Our sponsors at NASA hope to adapt the winning solutions for use on future flights, which means your code could one day be launched into orbit. With that goal in mind, the code execution platform is configured to simulate the constraints of the ultimate production environment... SPACE! 🚀

This means that the resources available to you in running your solution will be comparable to the off-the-shelf hardware available to an actual R5 spacecraft, which may be somewhat less powerful than you're used to, especially if you typically use a GPU for these types of tasks.

Your submissions will be run on an A4 v2 virtual machine with an Intel processor and the following constraints:

  • No GPU
  • Limited to 3 cores
  • Limited to 4 GB of RAM
  • Your submission must complete execution in 1.75 hours or less.

Additional rules

In order to ensure that solutions are useful for our competition sponsors, the following rules are also in place:

  • Your solution must identify spacecraft based on the visual content of the images (i.e., the pixel data). You should not attempt to use any other image data or metadata to make predictions.
  • Images must be processed one at a time. Parallelization of multiple images is not permitted.
  • Your solution must complete execution within a time limit. For the detection track, your time is limited to 105 mins (1.75 hours) which allows for about 1 second per test image, plus a buffer for overhead and image loading.

All submissions must complete execution within the maximum allowed time, but the most useful solutions will run even faster. For this reason, top performing solutions are eligible for a speed bonus prize.

Note: Finalist solutions that don't comply with these rules may be disqualified.
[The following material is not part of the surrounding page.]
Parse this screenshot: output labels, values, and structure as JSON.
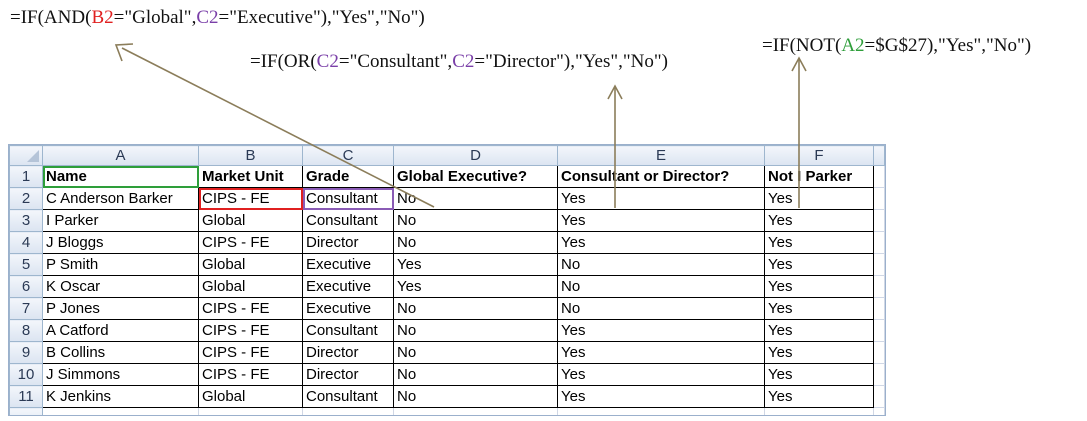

Please ask questions on the discussion forum if anything is unclear.

Good luck! If you have any questions or issues you can always head over to the user forum!